It was back in May last year when Microsoft announced Windows S—a stripped down version of its operating system—as it attempted to take on Google’s Chrome OS in the education market. But the company is now dropping Windows S as a stand-alone product. In its place will be the new “S Mode” for Windows 10 Home, Pro, and Enterprise.

Windows 10 S, which appears on devices such as the Surface Laptop, is only able to run UWP (Universal Windows Platform) apps from the Windows Store. Microsoft claims this improves both performance and security, but it’s a feature not everyone appreciates.

Now, Neowin and Paul Thurrott report that Microsoft is changing tactics when it comes to Windows S. The OS is being killed off as a specific SKU; instead, an S Mode is being offered for all major versions of Windows.

For those who find the limitations of S Mode too restricting, the option to upgrade to the full version of Windows will still be available, though the price varies depending on the version. Moving from Windows 10 Home S to regular Windows Home will be free, but Pro S users who want to switch to the full version of Windows 10 Pro will have to pay $49 for the privilege. There will be Pro S commercial versions for Value, Entry, and Small Tablet models, but not Core+ and Workstations.

Microsoft also said there would be antivirus apps available in S Mode, which, as Thurrott notes, traditionally run as legacy .exe versions.

60 percent of Windows S users stay with the OS, but 60 percent of those that switch to the full version of Windows do so within 24 hours of buying a device. Additionally, those that don’t move to Windows 10 within seven days are 83 percent likely to keep Windows S. It’s worth noting that these figures are only for third-party devices and don’t include the Surface Laptop.

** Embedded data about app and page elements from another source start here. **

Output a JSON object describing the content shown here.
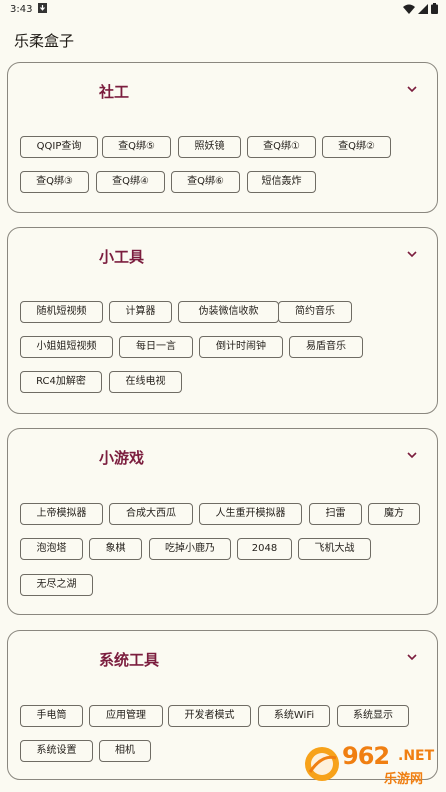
{
  "status": {
    "time": "3:43"
  },
  "app": {
    "title": "乐柔盒子"
  },
  "colors": {
    "accent": "#7b1d3e",
    "background": "#fbfaf2",
    "border": "#6f6c64"
  },
  "sections": [
    {
      "title": "社工",
      "chips": [
        "QQIP查询",
        "查Q绑⑤",
        "照妖镜",
        "查Q绑①",
        "查Q绑②",
        "查Q绑③",
        "查Q绑④",
        "查Q绑⑥",
        "短信轰炸"
      ]
    },
    {
      "title": "小工具",
      "chips": [
        "随机短视频",
        "计算器",
        "伪装微信收款",
        "简约音乐",
        "小姐姐短视频",
        "每日一言",
        "倒计时闹钟",
        "易盾音乐",
        "RC4加解密",
        "在线电视"
      ]
    },
    {
      "title": "小游戏",
      "chips": [
        "上帝模拟器",
        "合成大西瓜",
        "人生重开模拟器",
        "扫雷",
        "魔方",
        "泡泡塔",
        "象棋",
        "吃掉小鹿乃",
        "2048",
        "飞机大战",
        "无尽之湖"
      ]
    },
    {
      "title": "系统工具",
      "chips": [
        "手电筒",
        "应用管理",
        "开发者模式",
        "系统WiFi",
        "系统显示",
        "系统设置",
        "相机"
      ]
    }
  ],
  "watermark": {
    "number": "962",
    "suffix": ".NET",
    "brand": "乐游网"
  }
}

No word on when Microsoft will put out an official statement, but it could arrive alongside the company’s changes to partner pricing sometime between April and May.